My mother offers me a cup of tea,
red zinger swirls, turning
steamy water a vibrant pink.  

It took me ten years to find her.
In the silence between us, wind chimes
clang like we’re in a cathedral.

I drum my fingers on the Formica table,
a dream catcher hangs from the ceiling fan,
my eyes follow its circular motion.

She scoots to the kitchenette, places the
kettle back on the hot plate.  I look out a
a tiny window at the empty landscape. 

Her trailer sits at the edge of Death Valley. 

She tells me it’s her sanctuary, soothing
sand dunes, cactus blooming twice a year.
Jack rabbits come around by day, coyotes
howl at night, one bit the tip of her dog’s tail. 

My mother musters the will to tell her stories,
of tea with Jesus on a spaceship,
her lover, Irene, the one she left with,
about Uncle Ray and his slithering ways.

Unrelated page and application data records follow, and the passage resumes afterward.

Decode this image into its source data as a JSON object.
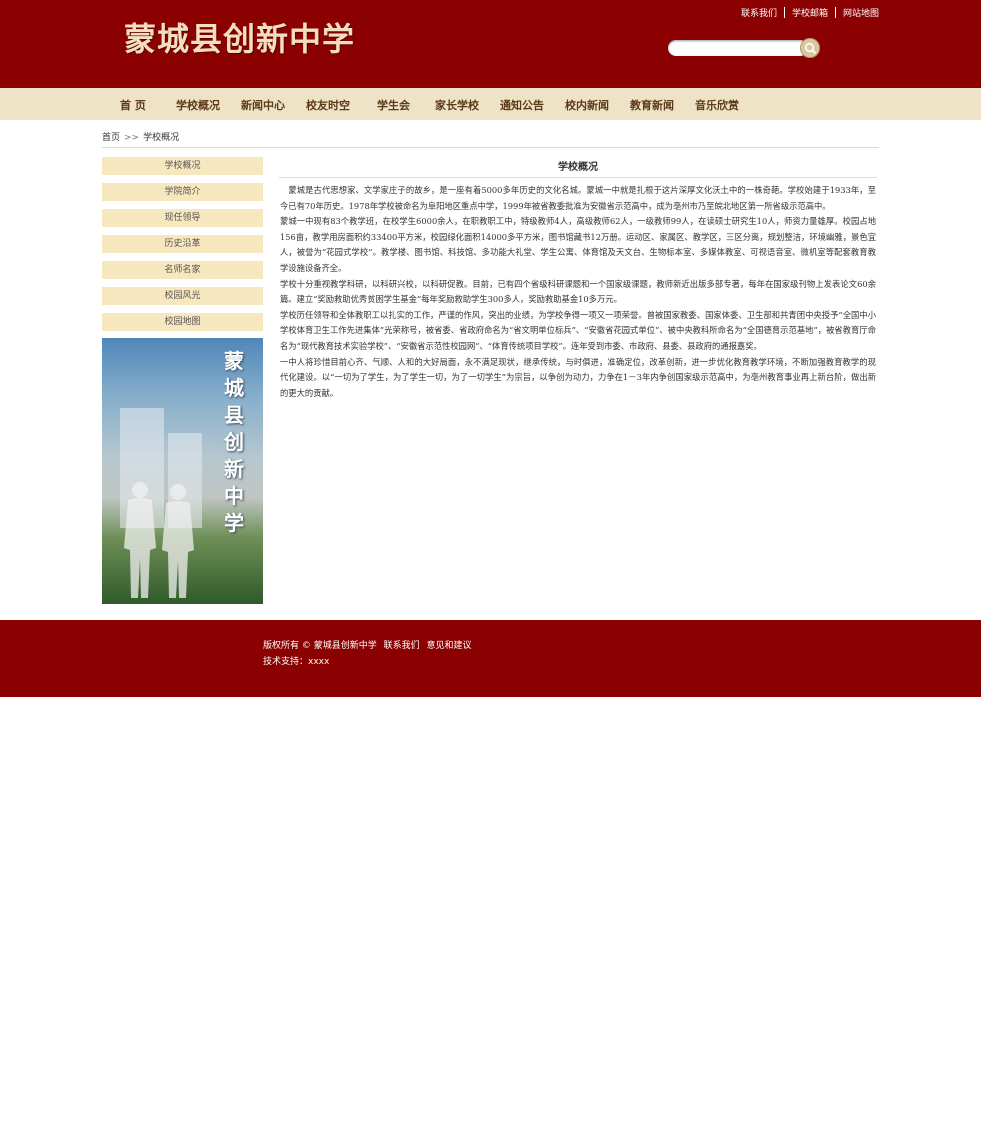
{
  "header": {
    "logo_text": "蒙城县创新中学",
    "top_links": [
      "联系我们",
      "学校邮箱",
      "网站地图"
    ],
    "search_placeholder": ""
  },
  "nav": {
    "items": [
      "首 页",
      "学校概况",
      "新闻中心",
      "校友时空",
      "学生会",
      "家长学校",
      "通知公告",
      "校内新闻",
      "教育新闻",
      "音乐欣赏"
    ]
  },
  "breadcrumb": {
    "home": "首页",
    "separator": ">>",
    "current": "学校概况"
  },
  "sidebar": {
    "items": [
      "学校概况",
      "学院简介",
      "现任领导",
      "历史沿革",
      "名师名家",
      "校园风光",
      "校园地图"
    ],
    "banner_text": "蒙城县创新中学"
  },
  "main": {
    "title": "学校概况",
    "paragraphs": [
      "　蒙城是古代思想家、文学家庄子的故乡，是一座有着5000多年历史的文化名城。蒙城一中就是扎根于这片深厚文化沃土中的一株奇葩。学校始建于1933年，至今已有70年历史。1978年学校被命名为阜阳地区重点中学，1999年被省教委批准为安徽省示范高中，成为亳州市乃至皖北地区第一所省级示范高中。",
      "蒙城一中现有83个教学班，在校学生6000余人，在职教职工中，特级教师4人，高级教师62人，一级教师99人，在读硕士研究生10人，师资力量雄厚。校园占地156亩，教学用房面积约33400平方米，校园绿化面积14000多平方米，图书馆藏书12万册。运动区、家属区、教学区，三区分离，规划整洁，环境幽雅，景色宜人，被誉为“花园式学校”。教学楼、图书馆、科技馆、多功能大礼堂、学生公寓、体育馆及天文台、生物标本室、多媒体教室、可视语音室、微机室等配套教育教学设施设备齐全。",
      "学校十分重视教学科研，以科研兴校，以科研促教。目前，已有四个省级科研课题和一个国家级课题，教师新近出版多部专著，每年在国家级刊物上发表论文60余篇。建立“奖励救助优秀贫困学生基金”每年奖励救助学生300多人，奖励救助基金10多万元。",
      "学校历任领导和全体教职工以扎实的工作，严谨的作风，突出的业绩，为学校争得一项又一项荣誉。曾被国家教委、国家体委、卫生部和共青团中央授予“全国中小学校体育卫生工作先进集体”光荣称号，被省委、省政府命名为“省文明单位标兵”、“安徽省花园式单位”、被中央教科所命名为“全国德育示范基地”，被省教育厅命名为“现代教育技术实验学校”、“安徽省示范性校园网”、“体育传统项目学校”。连年受到市委、市政府、县委、县政府的通报嘉奖。",
      "一中人将珍惜目前心齐、气顺、人和的大好局面，永不满足现状，继承传统，与时俱进，准确定位，改革创新，进一步优化教育教学环境，不断加强教育教学的现代化建设。以“一切为了学生，为了学生一切，为了一切学生”为宗旨，以争创为动力，力争在1－3年内争创国家级示范高中，为亳州教育事业再上新台阶，做出新的更大的贡献。"
    ]
  },
  "footer": {
    "copyright": "版权所有 © 蒙城县创新中学",
    "contact": "联系我们",
    "feedback": "意见和建议",
    "tech_support": "技术支持：xxxx"
  },
  "colors": {
    "brand": "#8b0000",
    "nav_bg": "#eee3c6",
    "sidebar_item_bg": "#f7e7bf"
  }
}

When it’s time for me to leave, she grabs the
King James from an easy chair.  The dog is
at my side, wagging his stubby tail.

The setting sun turns the sand dunes golden,
the sky a shade of purple.  I watch my step to the car,
coyotes get mean when searching for a meal.

“Reunion” was previously published in Lummox 2, print, 2013 and Vortex of Our Affections, print, 2017. 


Altered Barbie, circa 1978

Malibu Barbie, shimmery and golden.
My parents couldn’t afford the
Dreamhouse, so my doll
lived in a pinewood box. 

I hand-sewed her bed and sofa
with jagged, tangled stitches.
I gifted her hand puppets and
sock dresses, then chopped  

her hair into uneven patches.
I grew a year older and gave her up to
my brother and his friends, who
ripped off her head and crammed

her body with firecrackers.
Her limbs, caked with black soot,
scattered in the front yard,
discovered by the dog weeks later.

“Altered Barbie, circa 1978” first appeared in The Midwest Quarterly in 2014.


Claire Ibarra received her MFA in creative writing from Florida International University. Her poetry has appeared in many literary journals and anthologies, including Origins, The Midwest Quarterly, Pirene’s Fountain,Thrush Poetry Journal, and Literary Orphans. Claire’s poetry chapbook Vortex of Our Affections was published by Finishing Line Press in 2017. She lives and teaches in Colorado.